=== Begin Enclosure ===
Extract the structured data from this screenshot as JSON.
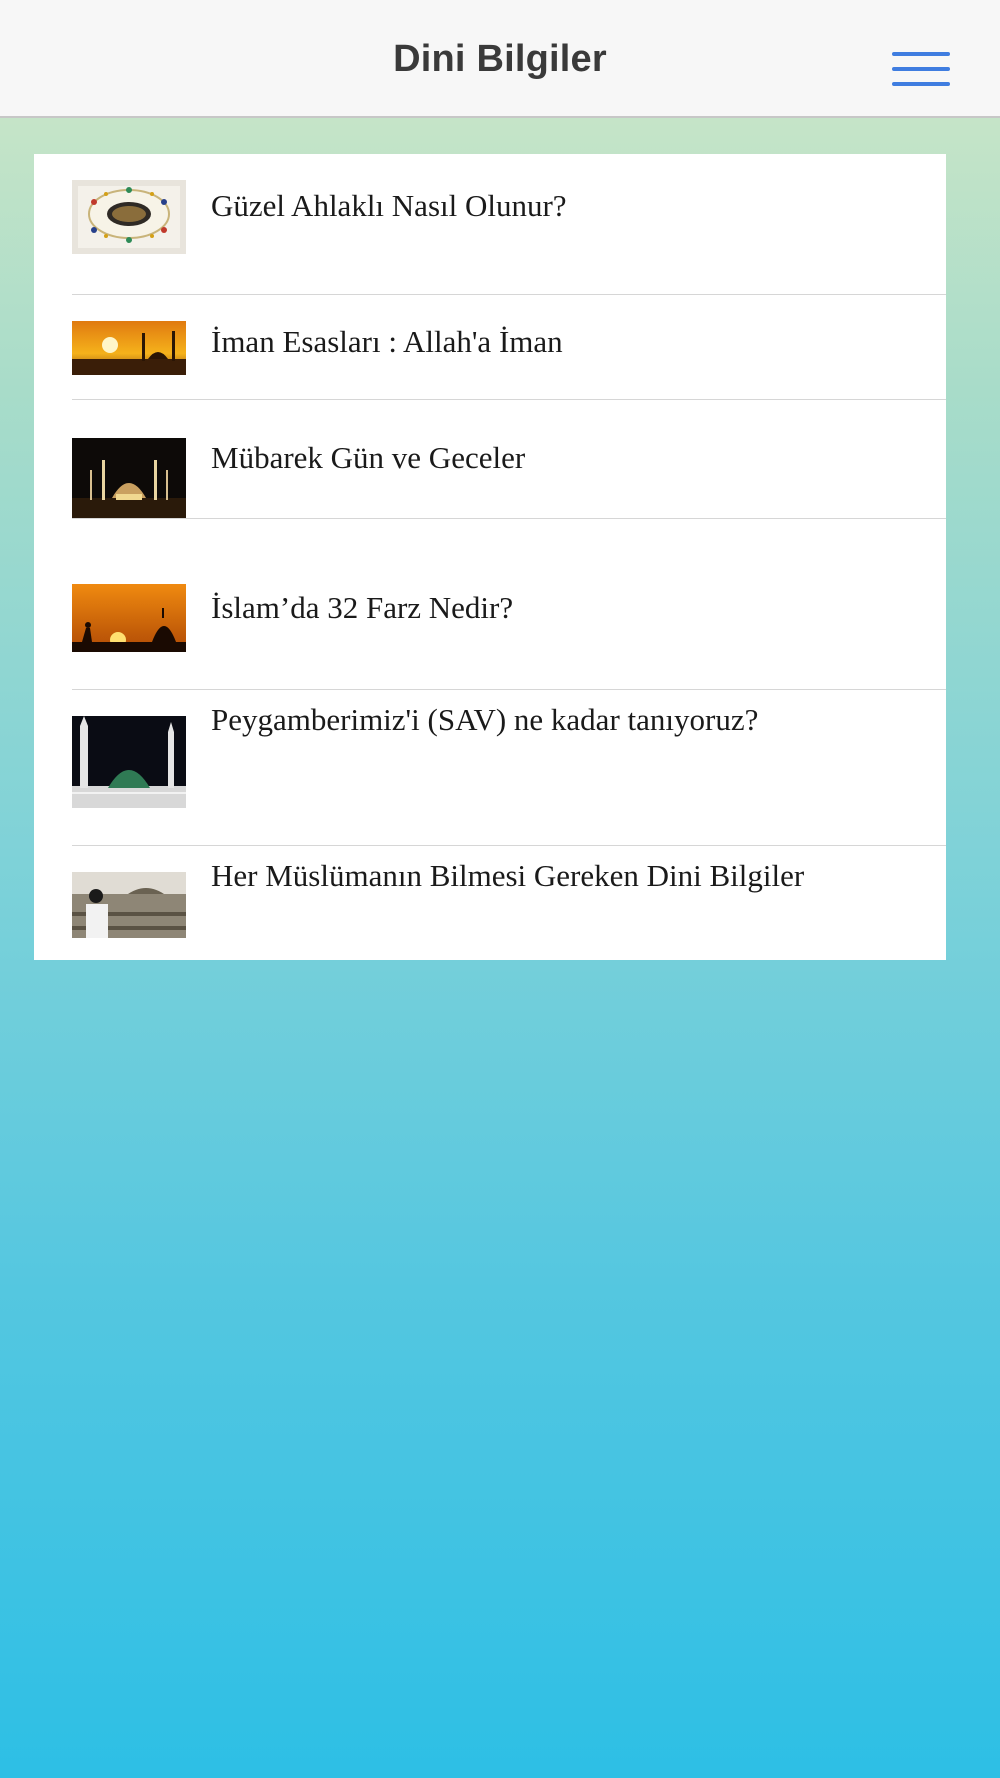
{
  "navbar": {
    "title": "Dini Bilgiler",
    "menu_icon": "hamburger-menu-icon"
  },
  "articles": [
    {
      "title": "Güzel Ahlaklı Nasıl Olunur?",
      "thumbnail": "quran-book-image"
    },
    {
      "title": "İman Esasları : Allah'a İman",
      "thumbnail": "sunset-mosque-image"
    },
    {
      "title": "Mübarek Gün ve Geceler",
      "thumbnail": "night-mosque-image"
    },
    {
      "title": "İslam’da 32 Farz Nedir?",
      "thumbnail": "prayer-silhouette-image"
    },
    {
      "title": "Peygamberimiz'i (SAV) ne kadar tanıyoruz?",
      "thumbnail": "green-dome-image"
    },
    {
      "title": "Her Müslümanın Bilmesi Gereken Dini Bilgiler",
      "thumbnail": "kaaba-crowd-image"
    }
  ],
  "colors": {
    "accent": "#3f7de0",
    "nav_background": "#f7f7f7",
    "gradient_top": "#d2e8c8",
    "gradient_bottom": "#2dbfe5"
  }
}
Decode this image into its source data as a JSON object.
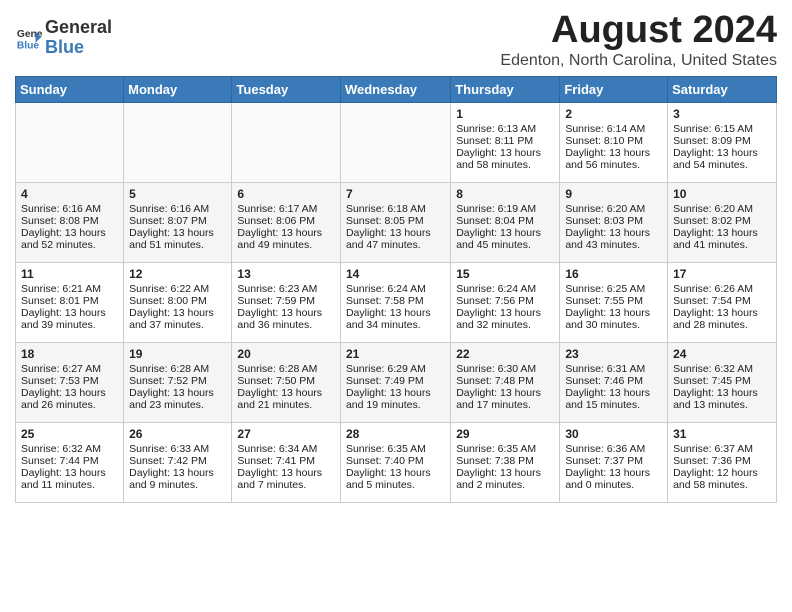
{
  "header": {
    "logo_line1": "General",
    "logo_line2": "Blue",
    "month_year": "August 2024",
    "location": "Edenton, North Carolina, United States"
  },
  "weekdays": [
    "Sunday",
    "Monday",
    "Tuesday",
    "Wednesday",
    "Thursday",
    "Friday",
    "Saturday"
  ],
  "weeks": [
    [
      {
        "day": "",
        "sunrise": "",
        "sunset": "",
        "daylight": ""
      },
      {
        "day": "",
        "sunrise": "",
        "sunset": "",
        "daylight": ""
      },
      {
        "day": "",
        "sunrise": "",
        "sunset": "",
        "daylight": ""
      },
      {
        "day": "",
        "sunrise": "",
        "sunset": "",
        "daylight": ""
      },
      {
        "day": "1",
        "sunrise": "6:13 AM",
        "sunset": "8:11 PM",
        "daylight": "13 hours and 58 minutes."
      },
      {
        "day": "2",
        "sunrise": "6:14 AM",
        "sunset": "8:10 PM",
        "daylight": "13 hours and 56 minutes."
      },
      {
        "day": "3",
        "sunrise": "6:15 AM",
        "sunset": "8:09 PM",
        "daylight": "13 hours and 54 minutes."
      }
    ],
    [
      {
        "day": "4",
        "sunrise": "6:16 AM",
        "sunset": "8:08 PM",
        "daylight": "13 hours and 52 minutes."
      },
      {
        "day": "5",
        "sunrise": "6:16 AM",
        "sunset": "8:07 PM",
        "daylight": "13 hours and 51 minutes."
      },
      {
        "day": "6",
        "sunrise": "6:17 AM",
        "sunset": "8:06 PM",
        "daylight": "13 hours and 49 minutes."
      },
      {
        "day": "7",
        "sunrise": "6:18 AM",
        "sunset": "8:05 PM",
        "daylight": "13 hours and 47 minutes."
      },
      {
        "day": "8",
        "sunrise": "6:19 AM",
        "sunset": "8:04 PM",
        "daylight": "13 hours and 45 minutes."
      },
      {
        "day": "9",
        "sunrise": "6:20 AM",
        "sunset": "8:03 PM",
        "daylight": "13 hours and 43 minutes."
      },
      {
        "day": "10",
        "sunrise": "6:20 AM",
        "sunset": "8:02 PM",
        "daylight": "13 hours and 41 minutes."
      }
    ],
    [
      {
        "day": "11",
        "sunrise": "6:21 AM",
        "sunset": "8:01 PM",
        "daylight": "13 hours and 39 minutes."
      },
      {
        "day": "12",
        "sunrise": "6:22 AM",
        "sunset": "8:00 PM",
        "daylight": "13 hours and 37 minutes."
      },
      {
        "day": "13",
        "sunrise": "6:23 AM",
        "sunset": "7:59 PM",
        "daylight": "13 hours and 36 minutes."
      },
      {
        "day": "14",
        "sunrise": "6:24 AM",
        "sunset": "7:58 PM",
        "daylight": "13 hours and 34 minutes."
      },
      {
        "day": "15",
        "sunrise": "6:24 AM",
        "sunset": "7:56 PM",
        "daylight": "13 hours and 32 minutes."
      },
      {
        "day": "16",
        "sunrise": "6:25 AM",
        "sunset": "7:55 PM",
        "daylight": "13 hours and 30 minutes."
      },
      {
        "day": "17",
        "sunrise": "6:26 AM",
        "sunset": "7:54 PM",
        "daylight": "13 hours and 28 minutes."
      }
    ],
    [
      {
        "day": "18",
        "sunrise": "6:27 AM",
        "sunset": "7:53 PM",
        "daylight": "13 hours and 26 minutes."
      },
      {
        "day": "19",
        "sunrise": "6:28 AM",
        "sunset": "7:52 PM",
        "daylight": "13 hours and 23 minutes."
      },
      {
        "day": "20",
        "sunrise": "6:28 AM",
        "sunset": "7:50 PM",
        "daylight": "13 hours and 21 minutes."
      },
      {
        "day": "21",
        "sunrise": "6:29 AM",
        "sunset": "7:49 PM",
        "daylight": "13 hours and 19 minutes."
      },
      {
        "day": "22",
        "sunrise": "6:30 AM",
        "sunset": "7:48 PM",
        "daylight": "13 hours and 17 minutes."
      },
      {
        "day": "23",
        "sunrise": "6:31 AM",
        "sunset": "7:46 PM",
        "daylight": "13 hours and 15 minutes."
      },
      {
        "day": "24",
        "sunrise": "6:32 AM",
        "sunset": "7:45 PM",
        "daylight": "13 hours and 13 minutes."
      }
    ],
    [
      {
        "day": "25",
        "sunrise": "6:32 AM",
        "sunset": "7:44 PM",
        "daylight": "13 hours and 11 minutes."
      },
      {
        "day": "26",
        "sunrise": "6:33 AM",
        "sunset": "7:42 PM",
        "daylight": "13 hours and 9 minutes."
      },
      {
        "day": "27",
        "sunrise": "6:34 AM",
        "sunset": "7:41 PM",
        "daylight": "13 hours and 7 minutes."
      },
      {
        "day": "28",
        "sunrise": "6:35 AM",
        "sunset": "7:40 PM",
        "daylight": "13 hours and 5 minutes."
      },
      {
        "day": "29",
        "sunrise": "6:35 AM",
        "sunset": "7:38 PM",
        "daylight": "13 hours and 2 minutes."
      },
      {
        "day": "30",
        "sunrise": "6:36 AM",
        "sunset": "7:37 PM",
        "daylight": "13 hours and 0 minutes."
      },
      {
        "day": "31",
        "sunrise": "6:37 AM",
        "sunset": "7:36 PM",
        "daylight": "12 hours and 58 minutes."
      }
    ]
  ]
}
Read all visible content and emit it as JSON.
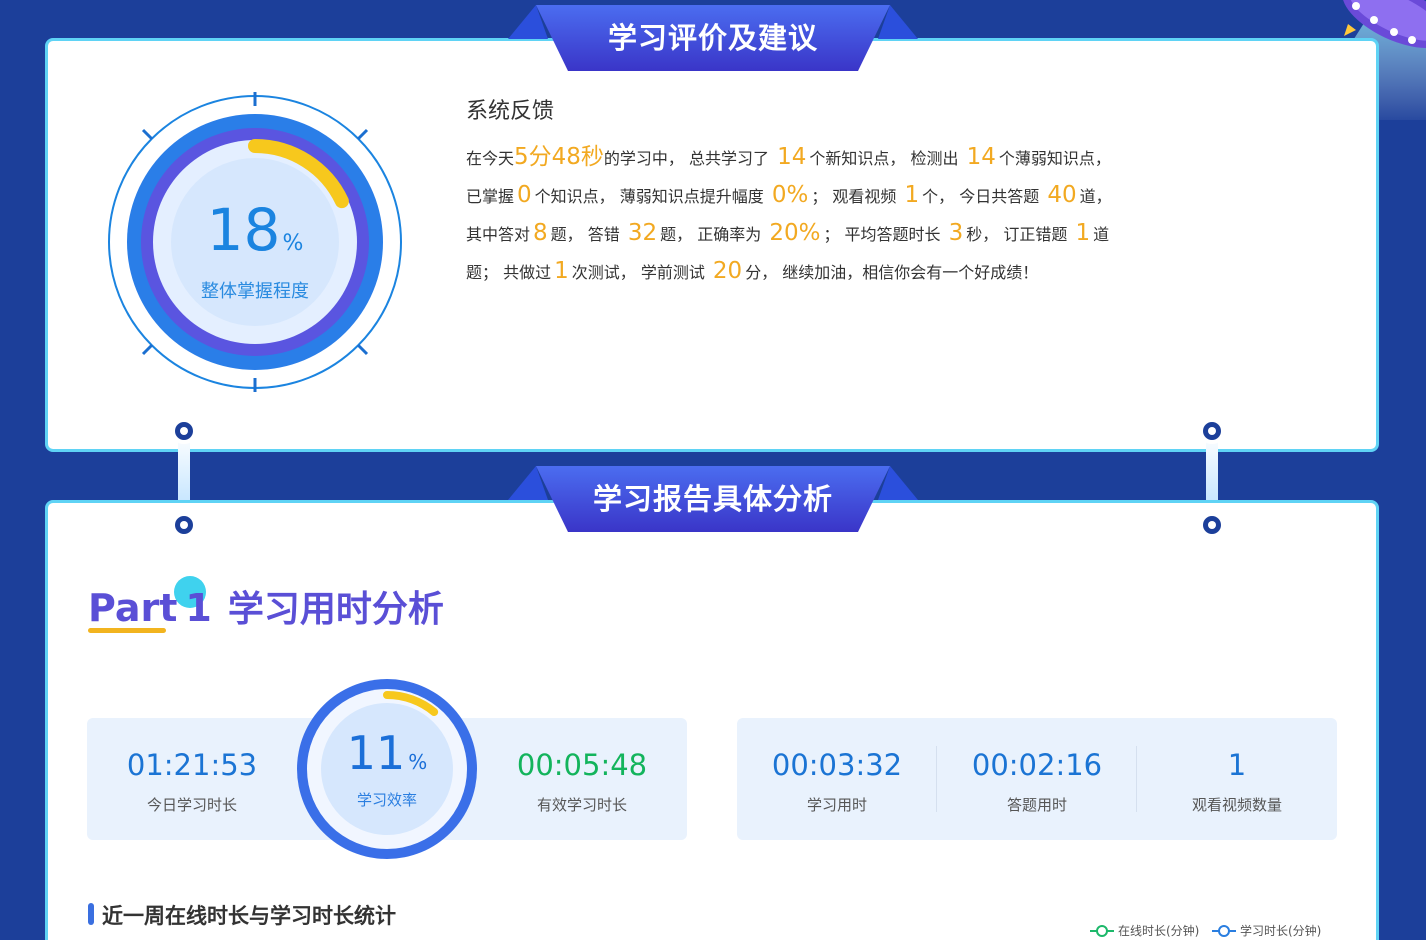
{
  "section1": {
    "ribbon_title": "学习评价及建议",
    "gauge": {
      "value": "18",
      "unit": "%",
      "label": "整体掌握程度",
      "fraction": 0.18
    },
    "feedback": {
      "title": "系统反馈",
      "t1": "在今天",
      "study_time": "5分48秒",
      "t2": "的学习中， 总共学习了",
      "new_points": "14",
      "t3": "个新知识点， 检测出",
      "weak_points": "14",
      "t4": "个薄弱知识点，",
      "t5": "已掌握",
      "mastered": "0",
      "t6": "个知识点， 薄弱知识点提升幅度",
      "improve": "0%",
      "t7": "； 观看视频",
      "videos": "1",
      "t8": "个， 今日共答题",
      "answered": "40",
      "t9": "道，",
      "t10": "其中答对",
      "correct": "8",
      "t11": "题， 答错",
      "wrong": "32",
      "t12": "题， 正确率为",
      "accuracy": "20%",
      "t13": "； 平均答题时长",
      "avg_time": "3",
      "t14": "秒， 订正错题",
      "corrected": "1",
      "t15": "道",
      "t16": "题； 共做过",
      "tests": "1",
      "t17": "次测试， 学前测试",
      "pretest": "20",
      "t18": "分， 继续加油，相信你会有一个好成绩！"
    }
  },
  "section2": {
    "ribbon_title": "学习报告具体分析",
    "part": {
      "word": "Part",
      "num": "1",
      "heading": "学习用时分析"
    },
    "left_stats": {
      "today": {
        "value": "01:21:53",
        "label": "今日学习时长"
      },
      "efficiency": {
        "value": "11",
        "unit": "%",
        "label": "学习效率",
        "fraction": 0.11
      },
      "effective": {
        "value": "00:05:48",
        "label": "有效学习时长"
      }
    },
    "right_stats": [
      {
        "value": "00:03:32",
        "label": "学习用时"
      },
      {
        "value": "00:02:16",
        "label": "答题用时"
      },
      {
        "value": "1",
        "label": "观看视频数量"
      }
    ],
    "week": {
      "title": "近一周在线时长与学习时长统计",
      "legend": [
        {
          "label": "在线时长(分钟)",
          "color": "#1cb86a"
        },
        {
          "label": "学习时长(分钟)",
          "color": "#2a7ee0"
        }
      ]
    }
  },
  "colors": {
    "background": "#1c3f9a",
    "accent_gold": "#f2a921",
    "blue": "#1b84e0",
    "purple": "#5a4fd6",
    "green": "#13b45c"
  }
}
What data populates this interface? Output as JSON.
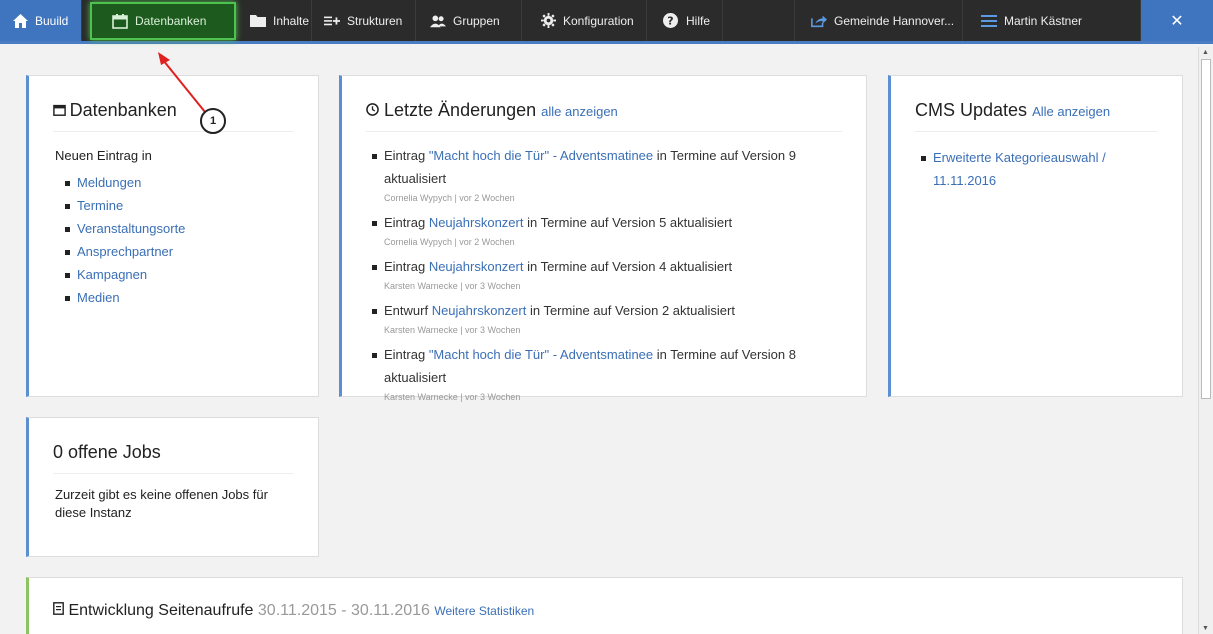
{
  "nav": {
    "home": "Buuild",
    "datenbanken": "Datenbanken",
    "inhalte": "Inhalte",
    "strukturen": "Strukturen",
    "gruppen": "Gruppen",
    "konfiguration": "Konfiguration",
    "hilfe": "Hilfe",
    "gemeinde": "Gemeinde Hannover...",
    "user": "Martin Kästner",
    "close": "✕"
  },
  "databases": {
    "title": "Datenbanken",
    "subtitle": "Neuen Eintrag in",
    "items": [
      "Meldungen",
      "Termine",
      "Veranstaltungsorte",
      "Ansprechpartner",
      "Kampagnen",
      "Medien"
    ]
  },
  "changes": {
    "title": "Letzte Änderungen",
    "link": "alle anzeigen",
    "items": [
      {
        "prefix": "Eintrag ",
        "link": "\"Macht hoch die Tür\" - Adventsmatinee",
        "suffix": " in Termine auf Version 9 aktualisiert",
        "meta": "Cornelia Wypych | vor 2 Wochen"
      },
      {
        "prefix": "Eintrag ",
        "link": "Neujahrskonzert",
        "suffix": " in Termine auf Version 5 aktualisiert",
        "meta": "Cornelia Wypych | vor 2 Wochen"
      },
      {
        "prefix": "Eintrag ",
        "link": "Neujahrskonzert",
        "suffix": " in Termine auf Version 4 aktualisiert",
        "meta": "Karsten Warnecke | vor 3 Wochen"
      },
      {
        "prefix": "Entwurf ",
        "link": "Neujahrskonzert",
        "suffix": " in Termine auf Version 2 aktualisiert",
        "meta": "Karsten Warnecke | vor 3 Wochen"
      },
      {
        "prefix": "Eintrag ",
        "link": "\"Macht hoch die Tür\" - Adventsmatinee",
        "suffix": " in Termine auf Version 8 aktualisiert",
        "meta": "Karsten Warnecke | vor 3 Wochen"
      }
    ]
  },
  "cms": {
    "title": "CMS Updates",
    "link": "Alle anzeigen",
    "items": [
      "Erweiterte Kategorieauswahl / 11.11.2016"
    ]
  },
  "jobs": {
    "title": "0 offene Jobs",
    "text": "Zurzeit gibt es keine offenen Jobs für diese Instanz"
  },
  "stats": {
    "title": "Entwicklung Seitenaufrufe",
    "range": "30.11.2015 - 30.11.2016",
    "link": "Weitere Statistiken"
  },
  "annotation": {
    "label": "1"
  },
  "colors": {
    "nav_bg": "#2b2b2b",
    "accent": "#3f74bf",
    "highlight": "#4ec24e",
    "link": "#3a6fb6",
    "arrow": "#e02020"
  }
}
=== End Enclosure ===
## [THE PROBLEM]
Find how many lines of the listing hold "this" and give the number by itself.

## [SOLUTION]
3